The Buddha spoke at length about the disadvantages of anger and the antidotes to it in the Pāli suttas (e.g., SN 11:4-5). The teachings for overcoming anger in Śāntideva’s Bodhicaryāvatāra echo these. One sutta (SN 4:13) recounts the story of the Buddha experiencing severe pain due to his foot having been cut by a stone splinter. Nevertheless, he was not distressed, and when prodded by Māra, he responded, “I lie down full of compassion for all beings.” This is the compassion generated when doing the taking-and-giving meditation (Tib. tonglen) taught in the Sanskrit tradition, where a practitioner imagines taking the sufferings of others upon himself and giving others his own happiness.
Furthermore, the altruistic intention of bodhichitta so prominent in the Sanskrit tradition is an extension of the four brahmavihāras (four immeasurables) taught in the Pāli canon. The Pāli and Sanskrit traditions share many of the same perfections (pāramī, pāramitā). The qualities of a buddha, such as the 10 powers, four fearlessnesses, and 18 unshared qualities of an awakened one are described in scriptures from both traditions.
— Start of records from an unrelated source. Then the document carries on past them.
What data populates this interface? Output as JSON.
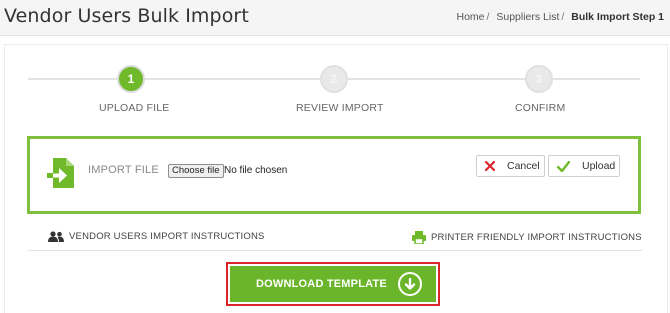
{
  "header": {
    "title": "Vendor Users Bulk Import",
    "breadcrumb": [
      "Home",
      "Suppliers List",
      "Bulk Import Step 1"
    ],
    "breadcrumb_separator": "/"
  },
  "wizard": {
    "steps": [
      {
        "number": "1",
        "label": "UPLOAD FILE",
        "state": "active"
      },
      {
        "number": "2",
        "label": "REVIEW IMPORT",
        "state": "inactive"
      },
      {
        "number": "3",
        "label": "CONFIRM",
        "state": "inactive"
      }
    ]
  },
  "import": {
    "label": "IMPORT FILE",
    "choose_button": "Choose file",
    "no_file_text": "No file chosen",
    "cancel_label": "Cancel",
    "upload_label": "Upload"
  },
  "instructions": {
    "left_label": "VENDOR USERS IMPORT INSTRUCTIONS",
    "right_label": "PRINTER FRIENDLY IMPORT INSTRUCTIONS"
  },
  "download": {
    "label": "DOWNLOAD TEMPLATE"
  },
  "icons": {
    "file_import": "file-import-icon",
    "cancel": "x-icon",
    "upload": "check-icon",
    "users": "users-icon",
    "printer": "printer-icon",
    "download": "download-arrow-icon"
  },
  "colors": {
    "accent_green": "#6fb92a",
    "highlight_red": "#d9262c",
    "cancel_red": "#d9262c"
  }
}
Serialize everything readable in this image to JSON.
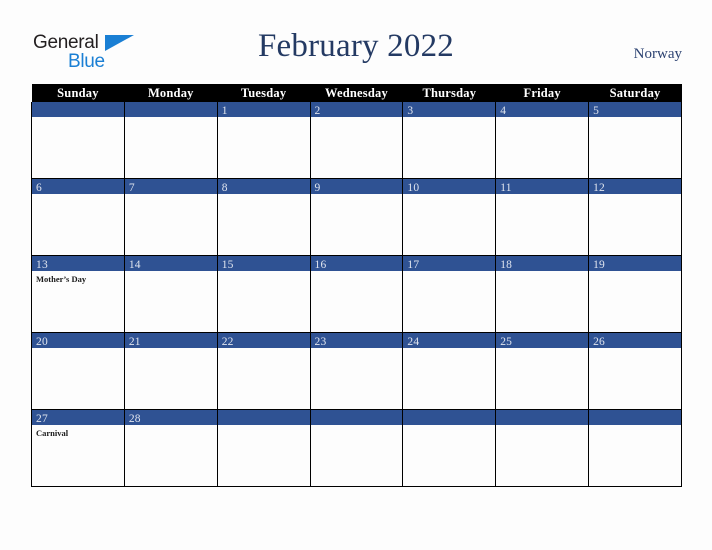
{
  "brand": {
    "name_part1": "General",
    "name_part2": "Blue"
  },
  "header": {
    "title": "February 2022",
    "country": "Norway"
  },
  "calendar": {
    "day_headers": [
      "Sunday",
      "Monday",
      "Tuesday",
      "Wednesday",
      "Thursday",
      "Friday",
      "Saturday"
    ],
    "colors": {
      "day_bar": "#2f5293",
      "header_bar": "#000000",
      "title": "#243a63",
      "brand_blue": "#1a7fd4"
    },
    "weeks": [
      [
        {
          "day": "",
          "events": []
        },
        {
          "day": "",
          "events": []
        },
        {
          "day": "1",
          "events": []
        },
        {
          "day": "2",
          "events": []
        },
        {
          "day": "3",
          "events": []
        },
        {
          "day": "4",
          "events": []
        },
        {
          "day": "5",
          "events": []
        }
      ],
      [
        {
          "day": "6",
          "events": []
        },
        {
          "day": "7",
          "events": []
        },
        {
          "day": "8",
          "events": []
        },
        {
          "day": "9",
          "events": []
        },
        {
          "day": "10",
          "events": []
        },
        {
          "day": "11",
          "events": []
        },
        {
          "day": "12",
          "events": []
        }
      ],
      [
        {
          "day": "13",
          "events": [
            "Mother’s Day"
          ]
        },
        {
          "day": "14",
          "events": []
        },
        {
          "day": "15",
          "events": []
        },
        {
          "day": "16",
          "events": []
        },
        {
          "day": "17",
          "events": []
        },
        {
          "day": "18",
          "events": []
        },
        {
          "day": "19",
          "events": []
        }
      ],
      [
        {
          "day": "20",
          "events": []
        },
        {
          "day": "21",
          "events": []
        },
        {
          "day": "22",
          "events": []
        },
        {
          "day": "23",
          "events": []
        },
        {
          "day": "24",
          "events": []
        },
        {
          "day": "25",
          "events": []
        },
        {
          "day": "26",
          "events": []
        }
      ],
      [
        {
          "day": "27",
          "events": [
            "Carnival"
          ]
        },
        {
          "day": "28",
          "events": []
        },
        {
          "day": "",
          "events": []
        },
        {
          "day": "",
          "events": []
        },
        {
          "day": "",
          "events": []
        },
        {
          "day": "",
          "events": []
        },
        {
          "day": "",
          "events": []
        }
      ]
    ]
  }
}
Both traditions speak of impermanence, the unsatisfactory nature, selflessness, and emptiness. The Sanskrit tradition sees itself as containing the teachings of the Pāli tradition and elaborating on certain key points – for example, by explaining true cessation according to the Prajñāpāramitā sūtras and the true path according to the Tathāgatagarbha sūtras and some of the tantras.
The terms Thai Buddhism, Sri Lankan Buddhism, Chinese Buddhism, Tibetan Buddhism, Korean Buddhism, and so on are social conventions. In each case, Buddhism in a country is not monolithic and contains many Buddhist practice traditions and tenet systems. Within these, there are sub-groups consisting of monasteries or teachers with various affiliations. Some subtraditions emphasize study, others meditation. Some stress practicing serenity (samatha, śamatha), others insight (vipassanā, vipaśyanā), and others both together.
While one country may have many traditions in it, one tradition may also be practiced in many countries. Theravāda is practiced Sri Lanka, Thailand, Burma, Laos, Cambodia, and is also found in Vietnam. Within Theravāda countries, some follow early Buddhism – the suttas themselves – without relying on the commentaries very much, while others follow the explanations in the commentarial tradition. Even the robes in one country or in one tradition may vary.
Similarly, Chan is practiced in China, Taiwan, Korea, Japan, and Vietnam. While Chan practitioners in all these countries rely on the same sūtras, the teachings and meditation style vary among them.